On board as film-making partners with us were LMB Productions. (LMB: Let’s Make Better, how apt!). The young team came in full force and made the initial inroads into understanding what the film should be about. More stories flowed, of course!
A very important learning that was shared with the parents of the children attending the workshop that day included,
Handwashing with soap could save more lives than any single vaccine or medical intervention.
The discussions continued even when the sunny skies clouded over, and rainwater started straining our temporary tarpaulin cover. The consensus was to write a story that combined all aspects of the problem, and that it had to all come from the kids. Not one of them appeared intimidated by the task at hand. Good start indeed!
October 6 and 13 , 2013
Maitreyee, Gaurav, and Jayaraj were the three LMB volunteers who steered the film-making session on this Sunday. Last few weeks they have been orienting the children and preparing them on the issue. But before the cameras were whipped out for the kids, Vartika didi held a small discussion with the group, handing them pieces of paper, and some crayons, for them to draw the stories they wanted to tell through the film. The kids were inspired by their previous interactions with volunteers, and drew heaps of garbage and fecal matter, establishing the dry and wet waste problem rampant in the basti. They debated amongst each other on what degree of negative and positive imagery the film should depict. The LMB team helped in developing these thoughts further, suggesting angles and spots around the basti to be included in the film. The children got to explore camera settings, and took some preliminary photographs. The transition from stills to film will begin for them soon in the coming weeks.
A short session marking the onset of Global Hand Washing day was also marked in the community on October 13th (Sunday) for the upcoming Global Handwashing Day on Oct 15th.
Vartika Gupta, Pune Chapter Chief, Protsahan India Foundation, showing the correct handwashing technique with Ibrahim, a 11 year old boy from the community, to approximately 70-75 young girls and boys. She explained how washing hands well, reduce the typhoid cases by about 42%!
Videos were shown to the children, so that the topic could be understood in more clear terms. Most important of which included:
A Walkathon followed this brainstorming and handwashing demonstration, and the ideas slowly started to take better shape, as the understanding progressed. The children, bare feet and in mood of the Navratri festival, were unmindful of the stray garbage on the lanes of the basti, and enthusiastically devised film plans – however, our team tried to synergise the auspiciousness of the Navatri occasion with the importance of staying clean and washing hands becoming even more pertinent! As Sonal Kapoor, Founder Director, Protsahan, pointed out,
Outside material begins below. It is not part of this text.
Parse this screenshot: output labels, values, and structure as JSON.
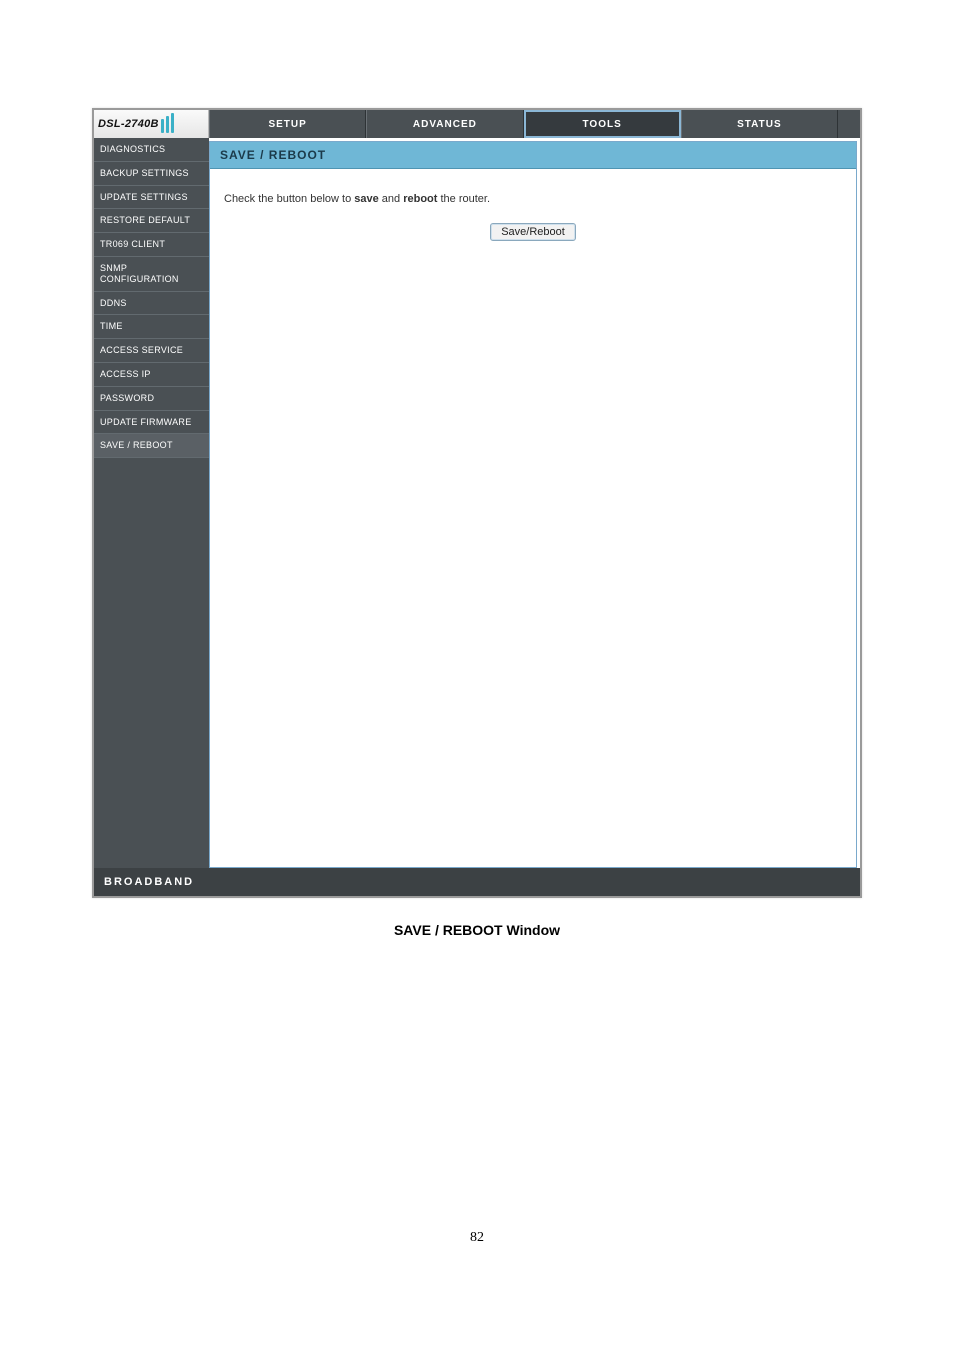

In India, religious connotations and vernacular references sometimes help understand the issue at hand even more better than plain monologues!
The children wanted to show the sorry state of the narrow pathways of the entire basti; they wanted to show the dirty toilets; and they wanted to show just how difficult they think it is to find one good toilet in their slum to the elders. The children had started understanding the issue on which they had drawn, held banners and walked in narrow lanes and now were beginning to develop a short film, all in a period of a month’s time!
The Walkathon will continue next week, a dose of it to give it more and more steam each proceeding Sunday, to help the young film-makers gather more visual inspiration for what’s to come!
The coming weeks are even more exciting as street events mobilizing more people and children from streets and slums are being planned at Delhi, Pune and Mumbai on the issue of Open Defecation. Stay tuned!